■ **What you should do**: Your task is to print all of the data word for word.

(Collected data entries)

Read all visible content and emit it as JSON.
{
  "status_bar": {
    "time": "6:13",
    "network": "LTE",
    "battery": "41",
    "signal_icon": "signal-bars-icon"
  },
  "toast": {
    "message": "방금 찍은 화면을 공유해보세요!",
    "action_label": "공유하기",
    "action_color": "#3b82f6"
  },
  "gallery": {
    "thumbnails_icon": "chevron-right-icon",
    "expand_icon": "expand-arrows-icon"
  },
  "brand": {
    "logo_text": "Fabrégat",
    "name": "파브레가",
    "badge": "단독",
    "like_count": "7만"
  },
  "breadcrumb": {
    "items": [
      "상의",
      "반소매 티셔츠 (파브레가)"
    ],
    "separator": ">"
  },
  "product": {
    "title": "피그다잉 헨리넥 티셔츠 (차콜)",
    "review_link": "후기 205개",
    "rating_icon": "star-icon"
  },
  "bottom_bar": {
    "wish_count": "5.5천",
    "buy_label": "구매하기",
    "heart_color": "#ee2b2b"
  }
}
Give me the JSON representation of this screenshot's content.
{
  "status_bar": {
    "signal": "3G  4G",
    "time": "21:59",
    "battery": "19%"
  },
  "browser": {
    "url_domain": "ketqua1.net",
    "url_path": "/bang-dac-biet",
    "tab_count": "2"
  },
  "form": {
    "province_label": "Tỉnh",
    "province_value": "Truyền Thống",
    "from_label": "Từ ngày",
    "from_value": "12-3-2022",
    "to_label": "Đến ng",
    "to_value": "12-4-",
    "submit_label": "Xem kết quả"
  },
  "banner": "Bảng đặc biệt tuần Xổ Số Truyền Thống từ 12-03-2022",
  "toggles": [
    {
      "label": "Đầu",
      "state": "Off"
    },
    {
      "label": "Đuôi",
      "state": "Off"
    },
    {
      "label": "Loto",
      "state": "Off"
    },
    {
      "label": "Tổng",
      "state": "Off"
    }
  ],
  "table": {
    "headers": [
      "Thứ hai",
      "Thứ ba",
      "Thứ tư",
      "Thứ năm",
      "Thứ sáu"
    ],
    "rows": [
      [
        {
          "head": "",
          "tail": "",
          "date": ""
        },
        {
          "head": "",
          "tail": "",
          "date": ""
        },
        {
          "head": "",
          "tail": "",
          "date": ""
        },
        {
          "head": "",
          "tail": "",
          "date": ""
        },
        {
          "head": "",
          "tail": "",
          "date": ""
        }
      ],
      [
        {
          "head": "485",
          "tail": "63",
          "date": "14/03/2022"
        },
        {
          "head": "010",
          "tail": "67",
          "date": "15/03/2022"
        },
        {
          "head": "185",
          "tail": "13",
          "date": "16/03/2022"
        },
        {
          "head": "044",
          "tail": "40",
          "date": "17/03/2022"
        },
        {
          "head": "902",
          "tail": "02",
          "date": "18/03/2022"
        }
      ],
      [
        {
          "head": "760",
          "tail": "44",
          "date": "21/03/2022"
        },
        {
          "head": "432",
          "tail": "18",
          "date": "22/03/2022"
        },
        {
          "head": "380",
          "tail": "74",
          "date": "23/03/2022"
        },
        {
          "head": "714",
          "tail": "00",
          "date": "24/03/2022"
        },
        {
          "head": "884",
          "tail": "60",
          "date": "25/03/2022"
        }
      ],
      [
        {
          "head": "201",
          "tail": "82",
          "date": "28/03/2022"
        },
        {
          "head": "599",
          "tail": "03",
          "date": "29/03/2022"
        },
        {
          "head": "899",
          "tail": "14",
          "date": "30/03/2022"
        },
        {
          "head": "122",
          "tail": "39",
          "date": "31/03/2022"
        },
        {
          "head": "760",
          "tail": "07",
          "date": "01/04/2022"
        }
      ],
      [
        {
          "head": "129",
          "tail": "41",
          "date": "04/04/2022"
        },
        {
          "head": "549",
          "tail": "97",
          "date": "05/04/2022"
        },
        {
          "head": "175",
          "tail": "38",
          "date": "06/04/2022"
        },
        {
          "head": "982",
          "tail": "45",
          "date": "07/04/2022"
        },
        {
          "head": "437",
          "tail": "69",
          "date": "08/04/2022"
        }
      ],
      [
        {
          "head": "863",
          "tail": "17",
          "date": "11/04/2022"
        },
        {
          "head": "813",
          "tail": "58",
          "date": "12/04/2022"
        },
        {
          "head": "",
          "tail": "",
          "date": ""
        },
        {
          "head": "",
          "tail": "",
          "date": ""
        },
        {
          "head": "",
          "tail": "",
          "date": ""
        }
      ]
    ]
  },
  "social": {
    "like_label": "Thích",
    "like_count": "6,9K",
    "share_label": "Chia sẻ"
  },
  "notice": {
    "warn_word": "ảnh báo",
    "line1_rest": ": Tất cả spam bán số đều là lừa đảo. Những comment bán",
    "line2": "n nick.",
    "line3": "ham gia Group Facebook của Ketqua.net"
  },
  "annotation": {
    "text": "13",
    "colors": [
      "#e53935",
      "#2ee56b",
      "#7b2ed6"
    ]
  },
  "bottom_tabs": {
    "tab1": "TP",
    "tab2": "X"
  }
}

■ **Exercise response**:
Read all visible content and emit it as JSON.
{
  "status_bar": {
    "time": "6:13",
    "network": "LTE",
    "battery": "41",
    "signal_icon": "signal-bars-icon"
  },
  "toast": {
    "message": "방금 찍은 화면을 공유해보세요!",
    "action_label": "공유하기",
    "action_color": "#3b82f6"
  },
  "gallery": {
    "thumbnails_icon": "chevron-right-icon",
    "expand_icon": "expand-arrows-icon"
  },
  "brand": {
    "logo_text": "Fabrégat",
    "name": "파브레가",
    "badge": "단독",
    "like_count": "7만"
  },
  "breadcrumb": {
    "items": [
      "상의",
      "반소매 티셔츠 (파브레가)"
    ],
    "separator": ">"
  },
  "product": {
    "title": "피그다잉 헨리넥 티셔츠 (차콜)",
    "review_link": "후기 205개",
    "rating_icon": "star-icon"
  },
  "bottom_bar": {
    "wish_count": "5.5천",
    "buy_label": "구매하기",
    "heart_color": "#ee2b2b"
  }
}
Give me the JSON representation of this screenshot's content.
{
  "status_bar": {
    "signal": "3G  4G",
    "time": "21:59",
    "battery": "19%"
  },
  "browser": {
    "url_domain": "ketqua1.net",
    "url_path": "/bang-dac-biet",
    "tab_count": "2"
  },
  "form": {
    "province_label": "Tỉnh",
    "province_value": "Truyền Thống",
    "from_label": "Từ ngày",
    "from_value": "12-3-2022",
    "to_label": "Đến ng",
    "to_value": "12-4-",
    "submit_label": "Xem kết quả"
  },
  "banner": "Bảng đặc biệt tuần Xổ Số Truyền Thống từ 12-03-2022",
  "toggles": [
    {
      "label": "Đầu",
      "state": "Off"
    },
    {
      "label": "Đuôi",
      "state": "Off"
    },
    {
      "label": "Loto",
      "state": "Off"
    },
    {
      "label": "Tổng",
      "state": "Off"
    }
  ],
  "table": {
    "headers": [
      "Thứ hai",
      "Thứ ba",
      "Thứ tư",
      "Thứ năm",
      "Thứ sáu"
    ],
    "rows": [
      [
        {
          "head": "",
          "tail": "",
          "date": ""
        },
        {
          "head": "",
          "tail": "",
          "date": ""
        },
        {
          "head": "",
          "tail": "",
          "date": ""
        },
        {
          "head": "",
          "tail": "",
          "date": ""
        },
        {
          "head": "",
          "tail": "",
          "date": ""
        }
      ],
      [
        {
          "head": "485",
          "tail": "63",
          "date": "14/03/2022"
        },
        {
          "head": "010",
          "tail": "67",
          "date": "15/03/2022"
        },
        {
          "head": "185",
          "tail": "13",
          "date": "16/03/2022"
        },
        {
          "head": "044",
          "tail": "40",
          "date": "17/03/2022"
        },
        {
          "head": "902",
          "tail": "02",
          "date": "18/03/2022"
        }
      ],
      [
        {
          "head": "760",
          "tail": "44",
          "date": "21/03/2022"
        },
        {
          "head": "432",
          "tail": "18",
          "date": "22/03/2022"
        },
        {
          "head": "380",
          "tail": "74",
          "date": "23/03/2022"
        },
        {
          "head": "714",
          "tail": "00",
          "date": "24/03/2022"
        },
        {
          "head": "884",
          "tail": "60",
          "date": "25/03/2022"
        }
      ],
      [
        {
          "head": "201",
          "tail": "82",
          "date": "28/03/2022"
        },
        {
          "head": "599",
          "tail": "03",
          "date": "29/03/2022"
        },
        {
          "head": "899",
          "tail": "14",
          "date": "30/03/2022"
        },
        {
          "head": "122",
          "tail": "39",
          "date": "31/03/2022"
        },
        {
          "head": "760",
          "tail": "07",
          "date": "01/04/2022"
        }
      ],
      [
        {
          "head": "129",
          "tail": "41",
          "date": "04/04/2022"
        },
        {
          "head": "549",
          "tail": "97",
          "date": "05/04/2022"
        },
        {
          "head": "175",
          "tail": "38",
          "date": "06/04/2022"
        },
        {
          "head": "982",
          "tail": "45",
          "date": "07/04/2022"
        },
        {
          "head": "437",
          "tail": "69",
          "date": "08/04/2022"
        }
      ],
      [
        {
          "head": "863",
          "tail": "17",
          "date": "11/04/2022"
        },
        {
          "head": "813",
          "tail": "58",
          "date": "12/04/2022"
        },
        {
          "head": "",
          "tail": "",
          "date": ""
        },
        {
          "head": "",
          "tail": "",
          "date": ""
        },
        {
          "head": "",
          "tail": "",
          "date": ""
        }
      ]
    ]
  },
  "social": {
    "like_label": "Thích",
    "like_count": "6,9K",
    "share_label": "Chia sẻ"
  },
  "notice": {
    "warn_word": "ảnh báo",
    "line1_rest": ": Tất cả spam bán số đều là lừa đảo. Những comment bán",
    "line2": "n nick.",
    "line3": "ham gia Group Facebook của Ketqua.net"
  },
  "annotation": {
    "text": "13",
    "colors": [
      "#e53935",
      "#2ee56b",
      "#7b2ed6"
    ]
  },
  "bottom_tabs": {
    "tab1": "TP",
    "tab2": "X"
  }
}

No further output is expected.